Whether it’s to mourn the end of a close relationship or because of the sheer frustration of a bad day at work, once you come to wipe the tears away, the world can seem like it’s been put back together again.
Now research has suggested that tears could actually be a way of flushing negative chemicals out of the body and doing you a world of good. We look at why it’s good to cry.
Three types of tears
A study by Dr William H. Frey II, a biochemist at the St Paul-Ramsey Medical Centre in Minnesota, found that there is an important chemical difference between emotional or stress-related tears and those simply caused by physical irritants – such as when cutting onions.
They found that emotional tears contained more of the protein-based hormones prolactin, adrenocorticotropic hormone, and leucine enkephalin (a natural painkiller), all of which are produced by our body when under stress.
We all need the layer of protective fluid covering our eyeballs known as continuous or basal tears.
This fluid is secreted by the lachrymal glands, which sit above each eye, and without it our eyes would be in danger of drying out and become susceptible to bacterial attack.
Basal tears contain lysozyme, a powerful and fast acting antibacterial and anti-viral agent. Without this, the eye – because it’s a moist environment – would suffer enormous amounts of bacterial attack and you could potentially go blind.
One of the most important functions crying can have is to protect our eyes from irritants and foreign bodies, such as dust or getting rid of the acidic fumes when cutting onions.
These tears are known as reflex tears. When our eyes come under attack from irritants, the lachrymal glands in our eyes start stimulating more fluid to wash away the irritant and drain it from the eye.
So, how do tears help us emotionally?
Emotional or stress-related tears are thought to help us through difficult times in a number of ways.
Physically, they are thought to wash toxic chemicals out of our bodies, while psychologically giving your feelings a good airing is thought to be a healthy tonic.
Crying is thought to help reduce stress, which can have a damaging effect on our health and has been linked to a number of health problems including heart disease, high blood pressure, type-2 diabetes and obesity.

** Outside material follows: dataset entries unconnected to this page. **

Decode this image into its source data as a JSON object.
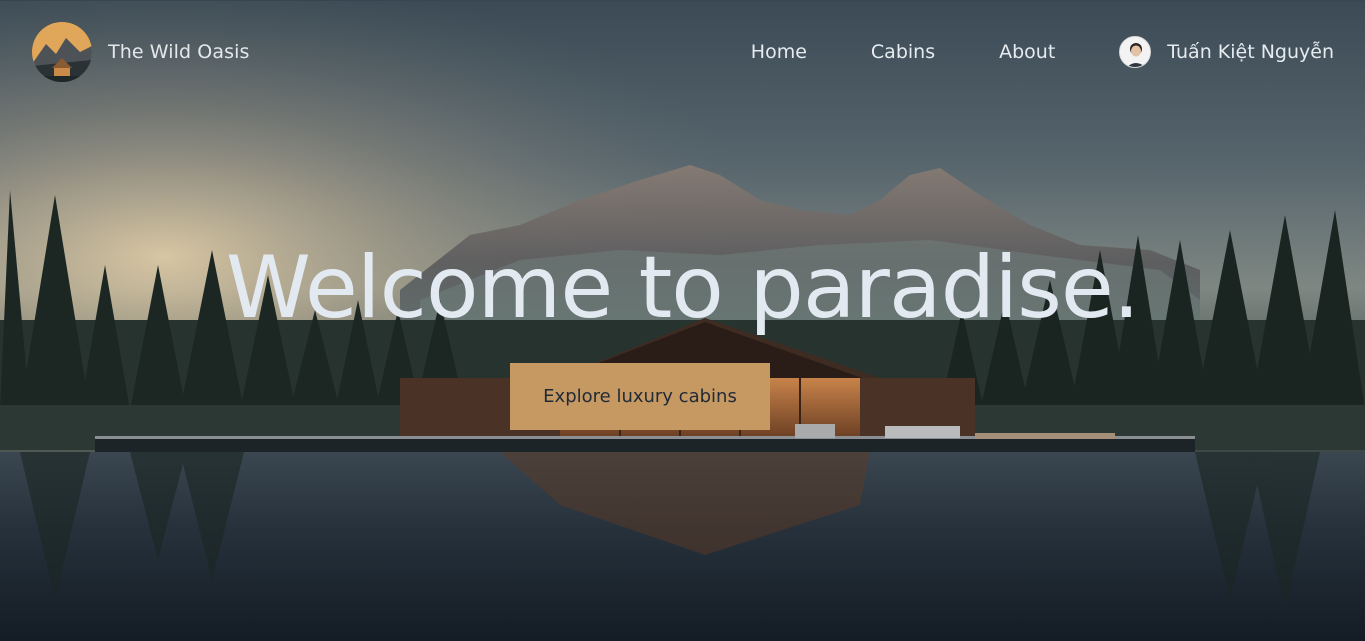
{
  "brand": {
    "name": "The Wild Oasis",
    "logo_icon": "mountain-cabin-logo-icon"
  },
  "nav": {
    "items": [
      {
        "label": "Home"
      },
      {
        "label": "Cabins"
      },
      {
        "label": "About"
      }
    ],
    "user": {
      "name": "Tuấn Kiệt Nguyễn",
      "avatar_icon": "user-avatar-icon"
    }
  },
  "hero": {
    "title": "Welcome to paradise.",
    "cta_label": "Explore luxury cabins"
  },
  "colors": {
    "accent": "#c69963",
    "text_light": "#e3e9f1",
    "dark_bg": "#141c25"
  }
}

According to the Minnesota study, crying can help to wash chemicals linked to stress out of our body, one of the reasons we feel much better after a good cry. Higher levels of adrenocorticotrophic (ACTH) have been found in emotional tears (compared to reflex tears).
Removing this chemical from the body is beneficial because it triggers cortisol, the stress hormone – too much of which can lead to health problems associated with stress.
‘Crying can help release tension and stress, as well as expressing emotions,’ says Dr Abigael San, chartered clinical psychologist.
‘When you’re upset and stressed, you have an imbalance and build up of chemicals in the body and crying helps to reduce that.’
Dealing with sorrow
Aside from removing toxic substances from our body, crying can also have the psychological benefit of lifting our mood and helping us to deal with painful situations.
Deep crying is generally felt to be good for you in that it exposes and expresses deep emotions, which means they can then be dealt with.
‘The Freudian theory is that it’s beneficial to get feelings out, that if you let them fester they can affect you physically and psychologically,’ says Professor Gail Kinman, an occupational health psychologist who has carried out research on crying in the workplace.
‘Whether crying is good for you depends a lot on the reasons for it, the context, and how it is handled.
‘Public displays tend to be looked down on, and any emotional catharsis in a situation, such as the work place, may be far outweighed by disapproval, embarrassment and guilt.
‘Many women from my research, however, do say they sometimes feel like they need a good cry – and that they feel emotionally cleansed afterwards.’
Crying can also signal a need for help from others and bring people together.
People are usually more likely to help someone when they see them dissolve into tears, and it can prompt helpful behaviour.
It may also be a signal for physical contact, such as a hug or reassuring hand placed on an arm – and touch has been linked with helping stress reduction.
A group approach can help individuals in overcoming upsetting or difficult situations.
Too many tears
However, frequent crying is not always good for you and can be a sign of more serious conditions, such as depression, post-traumatic stress disorder and postnatal depression.
What’s more, the healing affect of crying won’t work for everyone.
Researchers have discovered that people who suffer a mood disorder are less likely to feel better after crying.
‘If you’re depressed and crying all the time, it’s not good and you might need help,’ says Dr Abigael San.
Counting the tears
88.8 per cent of people feel better after crying, with 8.4 per cent feeling worse.
On average women cry 47 times a year and men a mere seven.
Until puberty, crying levels are much the same for each gender – testosterone may reduce crying in boys while oestrogen and prolactin increases the tendency in girls.
Men may excrete more of the toxins related to emotional stress in their sweat because they have higher sweat levels than women.
The mantra to children ‘Be brave, don’t cry’ might not be the most helpful because some believe crying can actually help reduce pain.
– Written by Natasha Mann, health journalist
Emotional or stress-related tears are thought to help us through difficult times in a number of wayS
Many people claim to feel better after a good cry.